Proper storage helps prevent rancidity of food, particularly oil and oil-containing products. Keeping oil in tightly capped bottles away from exposure to air, direct heat and sunlight aids in controlling the onset of rancidity.Know More
Water and microorganisms also cause some fatty foods to become rancid following hydrolytic rancidity and microbial rancidity, respectively. Keeping fatty food away from water and microbes is essential.
Another way to prevent or reduce the onset of rancidity is to use antioxidants. Some natural antioxidants used for food include ascorbic acid and tocopherol.

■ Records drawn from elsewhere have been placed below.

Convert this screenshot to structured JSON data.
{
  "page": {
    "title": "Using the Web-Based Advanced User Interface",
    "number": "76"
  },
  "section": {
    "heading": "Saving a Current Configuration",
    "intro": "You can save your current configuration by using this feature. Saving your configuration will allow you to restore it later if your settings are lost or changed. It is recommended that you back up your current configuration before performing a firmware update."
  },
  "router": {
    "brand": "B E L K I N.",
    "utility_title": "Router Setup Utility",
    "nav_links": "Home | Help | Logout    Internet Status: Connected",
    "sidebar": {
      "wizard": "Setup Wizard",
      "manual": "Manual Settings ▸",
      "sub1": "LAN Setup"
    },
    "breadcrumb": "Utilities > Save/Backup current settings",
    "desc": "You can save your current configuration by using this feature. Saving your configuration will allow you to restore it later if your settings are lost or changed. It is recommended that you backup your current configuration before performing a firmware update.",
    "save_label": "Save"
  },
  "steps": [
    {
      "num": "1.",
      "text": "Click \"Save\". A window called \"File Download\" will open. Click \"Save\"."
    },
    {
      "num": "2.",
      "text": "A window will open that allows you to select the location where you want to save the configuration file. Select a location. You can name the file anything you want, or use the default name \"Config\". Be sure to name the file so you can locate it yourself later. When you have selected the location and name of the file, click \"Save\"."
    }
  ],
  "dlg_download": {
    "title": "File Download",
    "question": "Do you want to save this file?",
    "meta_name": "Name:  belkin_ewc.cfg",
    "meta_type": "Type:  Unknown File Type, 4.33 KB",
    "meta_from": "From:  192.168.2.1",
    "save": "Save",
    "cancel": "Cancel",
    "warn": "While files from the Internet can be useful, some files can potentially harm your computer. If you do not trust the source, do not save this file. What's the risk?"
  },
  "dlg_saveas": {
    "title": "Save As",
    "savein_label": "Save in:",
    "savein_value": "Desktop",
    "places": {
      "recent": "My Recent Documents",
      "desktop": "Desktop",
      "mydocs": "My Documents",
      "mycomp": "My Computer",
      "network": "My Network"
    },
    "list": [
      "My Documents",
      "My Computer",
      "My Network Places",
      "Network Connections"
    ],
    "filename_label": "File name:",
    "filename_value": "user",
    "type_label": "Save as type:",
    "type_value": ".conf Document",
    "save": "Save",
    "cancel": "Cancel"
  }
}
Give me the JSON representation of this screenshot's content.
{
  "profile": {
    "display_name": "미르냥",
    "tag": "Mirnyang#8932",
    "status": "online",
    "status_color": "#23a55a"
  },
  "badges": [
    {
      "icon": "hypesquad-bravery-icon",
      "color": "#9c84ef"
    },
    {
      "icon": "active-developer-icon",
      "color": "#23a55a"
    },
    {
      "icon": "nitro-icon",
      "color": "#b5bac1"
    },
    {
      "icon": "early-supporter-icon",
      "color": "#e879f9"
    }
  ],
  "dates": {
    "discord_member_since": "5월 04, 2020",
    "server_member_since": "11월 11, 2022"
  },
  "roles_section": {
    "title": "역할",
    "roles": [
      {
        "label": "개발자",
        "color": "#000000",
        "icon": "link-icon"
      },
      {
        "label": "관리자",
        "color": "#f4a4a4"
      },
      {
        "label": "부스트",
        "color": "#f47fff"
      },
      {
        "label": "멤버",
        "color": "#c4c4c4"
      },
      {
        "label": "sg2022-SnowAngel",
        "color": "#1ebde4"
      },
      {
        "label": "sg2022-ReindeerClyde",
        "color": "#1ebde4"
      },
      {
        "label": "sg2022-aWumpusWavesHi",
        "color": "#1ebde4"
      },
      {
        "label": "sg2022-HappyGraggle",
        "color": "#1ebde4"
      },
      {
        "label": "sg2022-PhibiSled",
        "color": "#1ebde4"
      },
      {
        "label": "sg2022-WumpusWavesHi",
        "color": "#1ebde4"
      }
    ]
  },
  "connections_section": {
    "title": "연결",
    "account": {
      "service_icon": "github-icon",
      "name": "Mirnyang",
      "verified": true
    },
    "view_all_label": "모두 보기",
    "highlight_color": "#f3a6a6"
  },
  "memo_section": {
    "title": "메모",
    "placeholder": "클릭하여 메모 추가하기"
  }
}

However, the use of synthetic antioxidants, such as butylated hydroxyanisole and ethoxyquin, gives the food a longer shelf life.Learn more in Food Spoilage
According to HowStuffWorks, food preservation slows down the activity of disease-causing bacteria or kills bacteria in food altogether. Preserving food keeps it from spoiling too quickly, allowing it to last for weeks or even months longer than it does normally.Full Answer >
When food is slaughtered or harvested, its animal or plant tissue begins to decay. Without these tissues, microorganisms, such as molds, yeasts and spoilage bacteria, eat away at foods and cause the spoiling process. Other causes of spoilage include piercing or bruising of fruits or vegetables, oxidation, pest infestation and adulteration through the addition of leftover ingredients to fresh food.Full Answer >
Honey, white rice, sugar, pure vanilla extract and hard liquor are all types of food that never spoil, as long as they are kept sealed. If these foods are opened or unsealed, they still spoil over time.Full Answer >
Food spoilage is caused by bacteria, yeasts, fungi, the food's own enzymes, insects, temperature fluctuation and oxidation. When eaten, food that is spoiled by bacteria or other microbes presents a disease hazard to humans.Full Answer >